In Breakthrough: The Gorlice-Tarnow Campaign, 1915 (Santa Barbara, Calif: Praeger, 2010) Richard L. DiNardio covers the decisive battle of the eastern front. In fact, he argues that the Gorlice-Tarnow campaign re-set the war on all fronts in Germany's favor. The Central Powers regained the upper hand that they lost on the Battle of the Marne, and dealt the Russian army a blow that they did not recover from. Unlike Moltke's grand plan to reach Paris in one swift movement, Field Marshal August von Mackensen's plan moved from one objective to the next as a series of independent offensives. The first target was Przemsyl, then Lemberg, and finally Warsaw. Each one fell into their hands more easily than they thought, setting the stage for the next drive east. Unlike the Battle of the Marne, these battles were masterpieces of operational art that utilized the latest technologies, like the telephone. DiNardio has high praises for Mackensen and his staff, and takes a few swipes at General Erich von Ludendorff. Ironically, despite the clear military success of the campaign, it failed in its diplomatic objectives of persuading Italy and Romania to remain neutral. Considering their liabilities to the Allies, that might not have been a total diplomatic defeat for the Germans.

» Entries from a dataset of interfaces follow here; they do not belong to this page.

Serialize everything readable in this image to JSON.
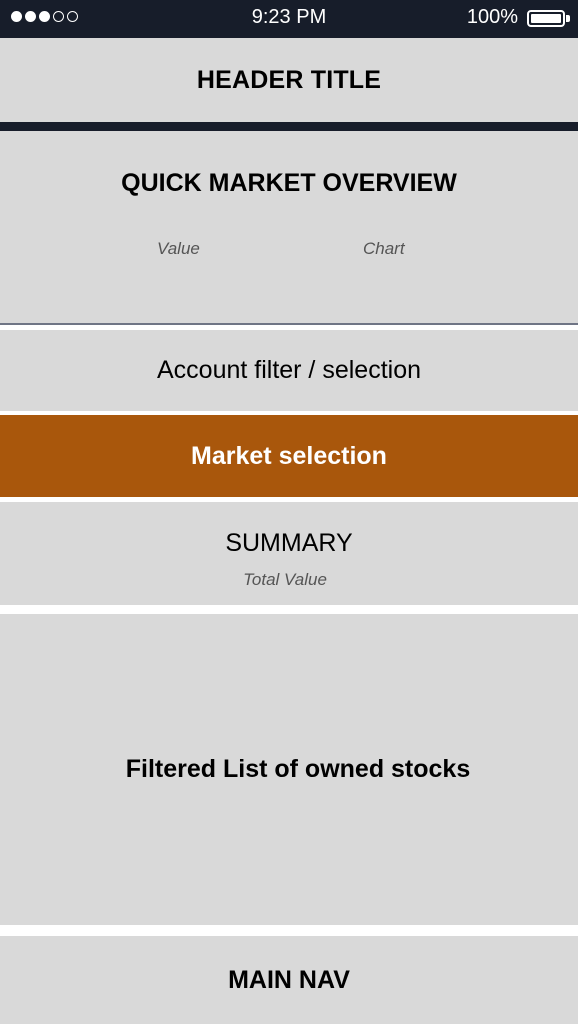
{
  "status_bar": {
    "signal": [
      true,
      true,
      true,
      false,
      false
    ],
    "time": "9:23 PM",
    "battery_percent": "100%"
  },
  "header": {
    "title": "HEADER TITLE"
  },
  "overview": {
    "title": "QUICK MARKET OVERVIEW",
    "value_label": "Value",
    "chart_label": "Chart"
  },
  "account_filter": {
    "label": "Account filter / selection"
  },
  "market_selection": {
    "label": "Market selection",
    "color": "#a9570c"
  },
  "summary": {
    "title": "SUMMARY",
    "subtitle": "Total Value"
  },
  "stock_list": {
    "label": "Filtered List of owned stocks"
  },
  "main_nav": {
    "label": "MAIN NAV"
  },
  "colors": {
    "status_bar": "#171d2a",
    "block": "#d9d9d9",
    "accent": "#a9570c"
  }
}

My big takeaway from these books is how difficult operational planning was during World War I. They did not always effectively utilize the latest technologies (railroads, telephones, automobiles, planes), had very limited intelligence, and little experience moving the vast formations under their command. If Herwig's book shows the failure of the Germans to set realistic and obtainable objectives, DiNardio's shows that they learned that lesson well enough.